Task description:
Check each line of the material below for "triangle", then copy the ones that contain it.

Dataset records:
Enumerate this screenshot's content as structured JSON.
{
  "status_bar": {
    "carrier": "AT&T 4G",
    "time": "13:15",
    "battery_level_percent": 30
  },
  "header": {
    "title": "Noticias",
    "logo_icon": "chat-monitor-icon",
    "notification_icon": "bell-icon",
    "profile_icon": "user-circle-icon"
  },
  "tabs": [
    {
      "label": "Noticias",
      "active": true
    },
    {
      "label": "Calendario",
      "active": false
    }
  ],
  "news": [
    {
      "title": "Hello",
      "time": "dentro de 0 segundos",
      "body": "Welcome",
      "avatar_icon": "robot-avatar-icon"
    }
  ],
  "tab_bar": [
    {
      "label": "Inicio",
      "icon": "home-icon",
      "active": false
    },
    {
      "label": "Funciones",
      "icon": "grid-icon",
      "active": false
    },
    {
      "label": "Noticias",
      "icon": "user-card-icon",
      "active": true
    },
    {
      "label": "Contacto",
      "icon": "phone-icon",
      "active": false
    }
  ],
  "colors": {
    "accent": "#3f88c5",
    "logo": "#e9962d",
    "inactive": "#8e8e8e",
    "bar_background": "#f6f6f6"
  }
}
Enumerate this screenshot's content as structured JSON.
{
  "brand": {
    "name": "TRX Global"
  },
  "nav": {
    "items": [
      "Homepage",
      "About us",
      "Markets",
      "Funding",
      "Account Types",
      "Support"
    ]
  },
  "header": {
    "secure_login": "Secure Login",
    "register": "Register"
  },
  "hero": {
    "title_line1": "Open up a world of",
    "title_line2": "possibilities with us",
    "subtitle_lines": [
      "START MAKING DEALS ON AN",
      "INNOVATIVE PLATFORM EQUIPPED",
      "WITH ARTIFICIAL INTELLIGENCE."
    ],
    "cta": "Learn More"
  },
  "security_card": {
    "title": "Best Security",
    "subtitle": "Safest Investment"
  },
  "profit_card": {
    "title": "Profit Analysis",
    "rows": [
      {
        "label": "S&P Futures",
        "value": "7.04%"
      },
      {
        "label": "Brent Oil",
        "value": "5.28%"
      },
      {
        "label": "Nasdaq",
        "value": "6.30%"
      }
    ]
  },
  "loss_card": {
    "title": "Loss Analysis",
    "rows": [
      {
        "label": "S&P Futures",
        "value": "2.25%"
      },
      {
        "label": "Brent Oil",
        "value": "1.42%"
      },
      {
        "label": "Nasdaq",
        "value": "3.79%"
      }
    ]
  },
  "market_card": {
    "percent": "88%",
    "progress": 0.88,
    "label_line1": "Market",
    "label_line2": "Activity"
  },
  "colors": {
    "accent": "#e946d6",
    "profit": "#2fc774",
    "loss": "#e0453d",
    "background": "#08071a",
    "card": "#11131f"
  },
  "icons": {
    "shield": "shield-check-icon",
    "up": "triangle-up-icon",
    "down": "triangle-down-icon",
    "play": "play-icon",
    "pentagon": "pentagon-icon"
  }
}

Written reply:
    "up": "triangle-up-icon",
    "down": "triangle-down-icon",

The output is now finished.